“This legislative shell game comes as state data shows surging pressure on Montana’s natural resources. These bills all ignore the unmet needs of Montana’s landowners, hunters, anglers and outdoor recreationists — and the will of 341,037 Montana voters,” said Montana Wildlife Federation director Frank Szollosi in a committee hearing before floor action.
Hopkins’ bill also taxes recreational marijuana at 20% and would send $6 million to the HEART Fund, a substance abuse treatment program proposed by Republican Gov. Greg Gianforte, add $500,000 to tribal addiction prevention services, make small investments in outdoor recreation and preservation, and stash the majority of revenues in the state general fund. Initially, it also would allow a local entity to impose an optional excise tax, a provision that Republicans removed through an amendment Tuesday despite Hopkins’ protest.
Skees’ HB670 would impose a 15% tax, use the bulk of the revenues to pay for public employee pensions, and place the remainder in an interest-accruing trust fund to mitigate whatever negative effects from legalization might come. Tschida’s bill would only tax marijuana at the wholesale level, significantly reducing projected revenue from legalization. However, Tschida and others have said, keeping the tax rate low could be important to prevent the growth of a black market post-legalization.
Some of those desires were reflected in other amendments Tuesday, such as one proposal — which ultimately failed — to bring the tax rate in HB701 down to 15%.
“Taxing of marijuana should in no way be viewed as a revenue source,” said Rep. Rhonda Knudsen, R-Culbertson, who brought that amendment. “We should not be making money on marijuana.”
Democrats also brought several amendments, including one to reverse the opt-in language to opt-out language — as is in I-190 — and another to restore the funding for wildlife and conservation programs that was in the initiative, though these ultimately failed. As with everything that happened Tuesday, these concepts can reappear in the Senate, where the bills will move after a hearing in the House Appropriations Committee on Wednesday and a final floor vote in the lower chamber.
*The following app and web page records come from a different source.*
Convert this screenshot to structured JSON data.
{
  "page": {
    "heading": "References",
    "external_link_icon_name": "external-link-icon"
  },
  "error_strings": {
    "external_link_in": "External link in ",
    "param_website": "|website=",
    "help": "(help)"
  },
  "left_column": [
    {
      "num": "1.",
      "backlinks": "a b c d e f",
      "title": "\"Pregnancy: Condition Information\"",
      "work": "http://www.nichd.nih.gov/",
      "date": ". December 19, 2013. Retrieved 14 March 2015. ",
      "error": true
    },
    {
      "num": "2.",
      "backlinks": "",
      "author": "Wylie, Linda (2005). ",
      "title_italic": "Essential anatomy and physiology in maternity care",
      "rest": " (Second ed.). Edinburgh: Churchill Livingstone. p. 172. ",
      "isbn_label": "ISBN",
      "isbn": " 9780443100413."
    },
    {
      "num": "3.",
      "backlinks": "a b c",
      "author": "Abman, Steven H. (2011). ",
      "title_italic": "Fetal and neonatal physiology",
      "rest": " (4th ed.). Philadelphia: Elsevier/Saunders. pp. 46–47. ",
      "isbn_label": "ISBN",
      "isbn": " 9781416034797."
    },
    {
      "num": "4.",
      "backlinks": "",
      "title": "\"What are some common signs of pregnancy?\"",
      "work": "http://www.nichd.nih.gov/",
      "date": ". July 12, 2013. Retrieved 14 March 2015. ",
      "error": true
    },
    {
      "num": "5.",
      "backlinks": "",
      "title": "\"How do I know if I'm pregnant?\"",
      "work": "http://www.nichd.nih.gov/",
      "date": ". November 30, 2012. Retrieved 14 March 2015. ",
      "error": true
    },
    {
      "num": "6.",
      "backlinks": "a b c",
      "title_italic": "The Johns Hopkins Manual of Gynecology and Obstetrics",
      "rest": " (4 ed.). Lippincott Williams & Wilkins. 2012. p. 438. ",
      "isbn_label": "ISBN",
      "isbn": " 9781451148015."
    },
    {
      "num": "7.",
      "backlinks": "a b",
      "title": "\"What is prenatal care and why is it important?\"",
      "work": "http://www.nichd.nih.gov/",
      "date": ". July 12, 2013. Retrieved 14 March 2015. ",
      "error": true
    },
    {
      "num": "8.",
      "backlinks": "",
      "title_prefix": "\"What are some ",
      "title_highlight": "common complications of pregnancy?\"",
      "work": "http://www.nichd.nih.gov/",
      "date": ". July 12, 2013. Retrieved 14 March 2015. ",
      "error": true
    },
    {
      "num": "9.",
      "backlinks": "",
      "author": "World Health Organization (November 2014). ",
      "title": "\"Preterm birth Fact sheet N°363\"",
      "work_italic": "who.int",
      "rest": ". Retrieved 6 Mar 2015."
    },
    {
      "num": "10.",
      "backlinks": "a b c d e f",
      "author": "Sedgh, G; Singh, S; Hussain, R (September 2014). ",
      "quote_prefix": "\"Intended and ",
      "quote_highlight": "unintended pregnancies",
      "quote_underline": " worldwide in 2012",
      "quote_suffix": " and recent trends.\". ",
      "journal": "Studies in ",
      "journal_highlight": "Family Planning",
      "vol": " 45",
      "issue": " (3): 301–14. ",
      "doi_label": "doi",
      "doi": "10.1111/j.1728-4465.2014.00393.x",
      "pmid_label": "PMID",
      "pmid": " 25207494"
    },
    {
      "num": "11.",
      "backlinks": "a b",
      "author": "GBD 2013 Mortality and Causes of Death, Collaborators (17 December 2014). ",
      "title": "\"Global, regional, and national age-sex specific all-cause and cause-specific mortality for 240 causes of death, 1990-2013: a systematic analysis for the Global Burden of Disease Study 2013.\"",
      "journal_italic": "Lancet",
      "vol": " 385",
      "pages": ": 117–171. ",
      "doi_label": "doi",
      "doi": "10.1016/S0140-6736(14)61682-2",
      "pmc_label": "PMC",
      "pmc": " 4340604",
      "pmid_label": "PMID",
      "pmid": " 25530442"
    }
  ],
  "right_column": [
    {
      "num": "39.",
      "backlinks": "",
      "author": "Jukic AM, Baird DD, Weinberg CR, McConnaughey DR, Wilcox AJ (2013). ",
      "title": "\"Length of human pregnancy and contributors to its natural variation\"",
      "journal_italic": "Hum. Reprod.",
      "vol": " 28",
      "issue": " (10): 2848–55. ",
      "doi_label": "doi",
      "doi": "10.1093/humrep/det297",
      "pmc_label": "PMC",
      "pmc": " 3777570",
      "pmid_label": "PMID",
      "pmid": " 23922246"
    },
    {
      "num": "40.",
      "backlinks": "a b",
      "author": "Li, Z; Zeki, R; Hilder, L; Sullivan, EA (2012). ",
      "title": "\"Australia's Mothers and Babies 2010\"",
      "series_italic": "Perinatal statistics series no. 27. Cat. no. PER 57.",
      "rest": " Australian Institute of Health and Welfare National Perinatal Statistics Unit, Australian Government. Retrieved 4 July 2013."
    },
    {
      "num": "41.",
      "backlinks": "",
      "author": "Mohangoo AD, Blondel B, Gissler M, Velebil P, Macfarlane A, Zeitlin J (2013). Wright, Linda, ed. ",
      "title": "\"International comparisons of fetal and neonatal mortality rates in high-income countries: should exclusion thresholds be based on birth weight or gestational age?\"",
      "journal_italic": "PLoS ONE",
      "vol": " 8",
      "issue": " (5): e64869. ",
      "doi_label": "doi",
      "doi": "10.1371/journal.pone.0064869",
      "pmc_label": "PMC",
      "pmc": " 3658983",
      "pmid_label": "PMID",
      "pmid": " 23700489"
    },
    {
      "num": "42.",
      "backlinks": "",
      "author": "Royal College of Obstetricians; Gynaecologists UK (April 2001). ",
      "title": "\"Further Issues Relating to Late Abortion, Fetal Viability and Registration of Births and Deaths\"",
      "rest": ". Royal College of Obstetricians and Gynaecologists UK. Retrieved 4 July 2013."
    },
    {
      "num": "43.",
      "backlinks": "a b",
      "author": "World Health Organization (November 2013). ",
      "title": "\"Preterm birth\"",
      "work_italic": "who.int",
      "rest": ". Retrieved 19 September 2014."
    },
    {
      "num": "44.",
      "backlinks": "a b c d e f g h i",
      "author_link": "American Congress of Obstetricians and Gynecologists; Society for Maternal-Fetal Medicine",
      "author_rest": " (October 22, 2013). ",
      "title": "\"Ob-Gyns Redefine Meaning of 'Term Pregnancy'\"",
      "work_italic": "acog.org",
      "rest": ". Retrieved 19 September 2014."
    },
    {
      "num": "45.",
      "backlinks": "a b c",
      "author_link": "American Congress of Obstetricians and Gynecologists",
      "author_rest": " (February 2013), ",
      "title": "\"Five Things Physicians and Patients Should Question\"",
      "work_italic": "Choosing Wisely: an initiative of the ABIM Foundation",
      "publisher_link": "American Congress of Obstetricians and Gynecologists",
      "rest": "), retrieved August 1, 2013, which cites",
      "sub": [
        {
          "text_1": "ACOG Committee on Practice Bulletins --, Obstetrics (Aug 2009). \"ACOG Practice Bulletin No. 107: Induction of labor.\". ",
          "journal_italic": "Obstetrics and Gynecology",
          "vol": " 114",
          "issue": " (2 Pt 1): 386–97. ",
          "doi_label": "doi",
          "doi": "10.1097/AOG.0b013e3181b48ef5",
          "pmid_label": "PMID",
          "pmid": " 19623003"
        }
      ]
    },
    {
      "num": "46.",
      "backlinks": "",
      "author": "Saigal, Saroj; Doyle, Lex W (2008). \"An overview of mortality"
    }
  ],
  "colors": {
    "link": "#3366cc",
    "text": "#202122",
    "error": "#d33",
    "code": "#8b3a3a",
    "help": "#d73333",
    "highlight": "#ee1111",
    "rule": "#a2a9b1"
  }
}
“Just because we have the power to ignore the will of the voters doesn’t mean we should use it,” said House Minority Leader Kim Abbott, D-Helena. “57 percent of voters were clear that they wanted recreational marijuana revenues to go in a certain direction.”